The bargain chain Dollar Tree — known for its eponymous $1 price on all products — is raising its prices for the first time in three decades, in a change they say is unrelated to the rising inflation causing costs of goods to increase around the country.
Starting next month, prices at Dollar Trees around the country will begin to increase to $1.25, in a rollout that will be completed by early next year, the company announced Tuesday.
In a statement, Dollar Tree said that the change, which is permanent, “is not a reaction to transitory or short-term market conditions.”
The increased prices will allow the store to reintroduce products that have been too expensive to keep in stores, increase employee wages and help with operating costs.
They don’t expect the extra quarter to deter customers: In stores that had tested out the higher prices already, 91% of customers surveyed said they intended to shop at Dollar Tree at the same frequency as before.
$40,000 or less. That’s the average household income of a Dollar Tree shopper, according to CultureBanx.

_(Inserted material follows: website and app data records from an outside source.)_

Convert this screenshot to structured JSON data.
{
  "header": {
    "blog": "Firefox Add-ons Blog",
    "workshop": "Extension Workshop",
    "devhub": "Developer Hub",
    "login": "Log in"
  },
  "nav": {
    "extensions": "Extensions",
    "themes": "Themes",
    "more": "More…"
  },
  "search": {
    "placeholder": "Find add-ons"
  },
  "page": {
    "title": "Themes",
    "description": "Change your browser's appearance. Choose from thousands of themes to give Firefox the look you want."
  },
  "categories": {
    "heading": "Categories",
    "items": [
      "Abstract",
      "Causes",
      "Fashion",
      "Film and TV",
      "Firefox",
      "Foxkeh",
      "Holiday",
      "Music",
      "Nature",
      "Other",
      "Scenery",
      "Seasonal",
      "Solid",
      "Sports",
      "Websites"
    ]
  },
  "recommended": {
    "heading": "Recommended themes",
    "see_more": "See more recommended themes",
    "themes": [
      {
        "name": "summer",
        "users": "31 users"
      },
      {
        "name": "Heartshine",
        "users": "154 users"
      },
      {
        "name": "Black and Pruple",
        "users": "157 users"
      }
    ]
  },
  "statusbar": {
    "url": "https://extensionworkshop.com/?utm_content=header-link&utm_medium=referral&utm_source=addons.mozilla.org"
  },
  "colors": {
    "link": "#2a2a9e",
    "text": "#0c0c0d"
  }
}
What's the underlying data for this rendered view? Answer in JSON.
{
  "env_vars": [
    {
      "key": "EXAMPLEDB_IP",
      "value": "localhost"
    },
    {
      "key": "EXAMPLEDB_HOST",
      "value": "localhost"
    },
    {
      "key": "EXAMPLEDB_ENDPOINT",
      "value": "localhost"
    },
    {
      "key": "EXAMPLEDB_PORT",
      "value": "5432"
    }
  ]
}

Dollar Tree had announced last month that prices on all products at their stores would increase soon, possibly by as much as 50 cents. The retailer has offered a Dollar Tree Plus section at some stores, where prices on items could cost multiple dollars instead of the usual one. In October, inflation caused prices to increase 6.2% from the year prior, affecting costs of all major goods. Many have pointed toward President Biden’s $1.9 trillion Covid-19 relief bill as the cause, though inflation was increasing before he came into power.